Life happens. You can bank on it–things break and need replacing, kids and pets all of a sudden need health care, jobs abruptly come to an end. So, expect the unexpected and start building an emergency fund to handle the inevitable curveballs life is going to throw at you. An emergency fund helps make it easier when things go wrong, and provides a financial cushion that makes unexpected expenses manageable, without breaking your budget or jeopardizing your financial stability. It’s also one of the best ways to start getting out and staying out of debt–having an emergency fund means that you don’t need to take on additional debt to cope with an unexpected car repair, for example.
Plan for the worst-case scenario
Emergencies come in all shapes and sizes.
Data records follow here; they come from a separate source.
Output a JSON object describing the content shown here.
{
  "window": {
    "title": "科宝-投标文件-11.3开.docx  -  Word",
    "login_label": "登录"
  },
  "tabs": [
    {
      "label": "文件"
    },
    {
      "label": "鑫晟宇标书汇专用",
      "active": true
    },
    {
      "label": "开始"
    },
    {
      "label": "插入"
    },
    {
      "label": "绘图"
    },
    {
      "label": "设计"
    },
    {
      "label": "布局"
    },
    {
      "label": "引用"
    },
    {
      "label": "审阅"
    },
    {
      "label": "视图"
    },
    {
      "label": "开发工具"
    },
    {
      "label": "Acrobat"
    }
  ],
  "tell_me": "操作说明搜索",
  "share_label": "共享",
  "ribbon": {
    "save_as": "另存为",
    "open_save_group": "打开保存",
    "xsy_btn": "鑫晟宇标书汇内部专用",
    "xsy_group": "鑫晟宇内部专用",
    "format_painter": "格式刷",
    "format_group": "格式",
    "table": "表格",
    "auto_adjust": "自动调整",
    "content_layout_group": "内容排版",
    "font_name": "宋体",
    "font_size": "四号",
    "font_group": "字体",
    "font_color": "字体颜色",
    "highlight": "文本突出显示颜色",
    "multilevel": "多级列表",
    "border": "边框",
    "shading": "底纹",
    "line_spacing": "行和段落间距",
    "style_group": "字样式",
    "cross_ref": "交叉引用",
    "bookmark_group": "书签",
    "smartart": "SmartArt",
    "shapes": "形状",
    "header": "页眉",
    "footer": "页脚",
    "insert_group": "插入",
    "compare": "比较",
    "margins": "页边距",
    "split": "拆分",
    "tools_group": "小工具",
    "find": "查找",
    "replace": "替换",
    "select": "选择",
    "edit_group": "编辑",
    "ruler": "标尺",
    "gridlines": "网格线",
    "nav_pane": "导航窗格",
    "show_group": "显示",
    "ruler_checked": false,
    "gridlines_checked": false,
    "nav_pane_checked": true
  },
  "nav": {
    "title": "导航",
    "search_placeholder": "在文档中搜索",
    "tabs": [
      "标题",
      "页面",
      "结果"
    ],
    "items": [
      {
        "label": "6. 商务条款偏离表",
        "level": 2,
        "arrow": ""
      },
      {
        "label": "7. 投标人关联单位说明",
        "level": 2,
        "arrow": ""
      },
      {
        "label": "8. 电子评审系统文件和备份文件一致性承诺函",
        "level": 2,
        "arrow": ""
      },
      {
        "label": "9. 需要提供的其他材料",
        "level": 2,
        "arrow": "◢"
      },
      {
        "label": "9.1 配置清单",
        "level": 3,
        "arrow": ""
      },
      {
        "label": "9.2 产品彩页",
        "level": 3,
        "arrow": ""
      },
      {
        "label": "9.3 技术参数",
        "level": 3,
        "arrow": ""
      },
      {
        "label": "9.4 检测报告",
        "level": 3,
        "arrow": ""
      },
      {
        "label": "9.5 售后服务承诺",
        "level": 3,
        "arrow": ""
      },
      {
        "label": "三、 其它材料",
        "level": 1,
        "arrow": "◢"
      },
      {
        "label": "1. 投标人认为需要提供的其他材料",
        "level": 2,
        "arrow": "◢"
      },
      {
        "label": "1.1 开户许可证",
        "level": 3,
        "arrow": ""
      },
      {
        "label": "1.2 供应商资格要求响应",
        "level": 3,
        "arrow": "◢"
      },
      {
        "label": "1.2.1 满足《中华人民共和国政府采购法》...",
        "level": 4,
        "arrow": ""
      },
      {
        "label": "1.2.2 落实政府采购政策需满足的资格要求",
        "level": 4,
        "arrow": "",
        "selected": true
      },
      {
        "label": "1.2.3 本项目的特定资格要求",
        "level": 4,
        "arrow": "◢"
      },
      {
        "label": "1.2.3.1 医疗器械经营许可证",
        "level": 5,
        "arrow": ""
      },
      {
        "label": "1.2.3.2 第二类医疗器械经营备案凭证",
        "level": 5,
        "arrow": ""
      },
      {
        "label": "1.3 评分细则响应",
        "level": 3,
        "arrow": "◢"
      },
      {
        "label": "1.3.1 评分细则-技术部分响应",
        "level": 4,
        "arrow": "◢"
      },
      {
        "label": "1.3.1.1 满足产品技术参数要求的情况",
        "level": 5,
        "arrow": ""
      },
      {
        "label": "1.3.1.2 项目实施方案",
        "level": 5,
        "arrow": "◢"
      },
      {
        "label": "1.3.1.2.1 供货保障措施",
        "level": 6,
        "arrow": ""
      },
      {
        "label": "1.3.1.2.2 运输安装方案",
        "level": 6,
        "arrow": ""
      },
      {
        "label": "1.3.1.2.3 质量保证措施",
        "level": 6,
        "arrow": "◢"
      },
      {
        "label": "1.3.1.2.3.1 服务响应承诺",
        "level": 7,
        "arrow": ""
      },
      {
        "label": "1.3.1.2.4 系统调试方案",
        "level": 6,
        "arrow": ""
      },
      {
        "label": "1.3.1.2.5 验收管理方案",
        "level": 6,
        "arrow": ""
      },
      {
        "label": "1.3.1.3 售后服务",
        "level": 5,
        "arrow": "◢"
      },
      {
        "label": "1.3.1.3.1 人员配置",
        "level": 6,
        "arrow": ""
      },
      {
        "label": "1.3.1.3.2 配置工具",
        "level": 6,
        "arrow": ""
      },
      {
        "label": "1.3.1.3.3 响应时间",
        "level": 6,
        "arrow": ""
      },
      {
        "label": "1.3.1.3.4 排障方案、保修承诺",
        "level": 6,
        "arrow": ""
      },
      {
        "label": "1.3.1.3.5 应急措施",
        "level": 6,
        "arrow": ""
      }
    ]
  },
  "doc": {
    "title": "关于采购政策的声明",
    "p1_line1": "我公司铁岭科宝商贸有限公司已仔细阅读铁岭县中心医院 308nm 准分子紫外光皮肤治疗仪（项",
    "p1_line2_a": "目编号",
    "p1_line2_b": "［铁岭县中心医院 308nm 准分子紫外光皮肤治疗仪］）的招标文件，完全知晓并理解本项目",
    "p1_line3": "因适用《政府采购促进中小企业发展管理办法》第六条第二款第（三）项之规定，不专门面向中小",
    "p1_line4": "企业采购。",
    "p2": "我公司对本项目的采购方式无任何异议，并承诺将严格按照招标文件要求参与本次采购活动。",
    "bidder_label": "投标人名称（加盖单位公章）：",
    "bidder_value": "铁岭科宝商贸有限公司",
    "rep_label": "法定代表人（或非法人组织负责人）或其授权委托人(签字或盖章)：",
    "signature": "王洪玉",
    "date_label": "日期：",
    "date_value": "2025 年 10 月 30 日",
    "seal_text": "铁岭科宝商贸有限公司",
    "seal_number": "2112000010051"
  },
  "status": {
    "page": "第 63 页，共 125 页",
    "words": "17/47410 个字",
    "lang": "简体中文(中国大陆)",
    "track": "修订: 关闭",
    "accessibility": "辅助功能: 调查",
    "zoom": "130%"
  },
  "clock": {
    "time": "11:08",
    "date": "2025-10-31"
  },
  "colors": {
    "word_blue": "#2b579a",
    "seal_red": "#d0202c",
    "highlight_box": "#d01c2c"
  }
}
The most common reason people need to tap their emergency fund is an unexpected job loss. This is why most experts, as a rule of thumb, recommend having 3-6 months’ worth of expenses in a separate savings account (hint: online banks usually offer the highest interest rates) so if you or your spouse lose your job, you have sufficient time to find a new one—which may take longer than you might like. If you plan for the worst-case scenario, then you’ll also be covered for more minor unplanned expenses.
Just how much you need to save also depends on your individual circumstances. If you’re single, you may want to have six months of expenses, while someone who is married and whose spouse has a stable job may choose to have only three, especially if they are working to pay down student loan or credit card debt too. People with a variable income may want to have even more saved, as a cushion for those slow weeks or months in between paychecks.
How to get started
If you haven’t started an emergency fund yet, it’s never too late. The most important thing is taking that first step. Open a savings account (again, online banks pay the most interest). Just begin saving something, even if it’s only a small amount. Having even $25 or $50 transferred once a month from your checking checking to savings makes it automatic, so you won’t have to think about it. Take small steps toward your larger goal. Make your initial goal $500, then aim for $1000, then 1 month’s worth of expenses. Keep going until you have enough saved to feel comfortable. If you get a windfall or even a large tax refund, use a chunk of it to jumpstart your emergency fund. Seeing that bigger number in your account can motivate you to maintain or even increase your savings rate. If you get a raise, plan to increase your savings proportionately.
Other ways to increase your emergency fund
- Save by eating at home more often, and limiting how often you get takeout food. Buy a good travel cup and make coffee at home to take with you.
- Round up your expenses, and deposit the difference into your emergency fund account every month. Or put your loose change in a jar and when it gets full, deposit it.
- There’s usually a limit on how much you can cut your expenses, but there’s no limit on how much you can earn. Babysit, offer pet care services to your neighbors, give lessons, or get a part-time job for a few months to build up your emergency fund.
- If you get an unexpected windfall, put some of it in your emergency fund.
Having an emergency fund reduces financial stress both now and in the future. Knowing that you’re prepared to handle an unexpected expense, should it arise, equals psychological peace of mind—and that’s priceless.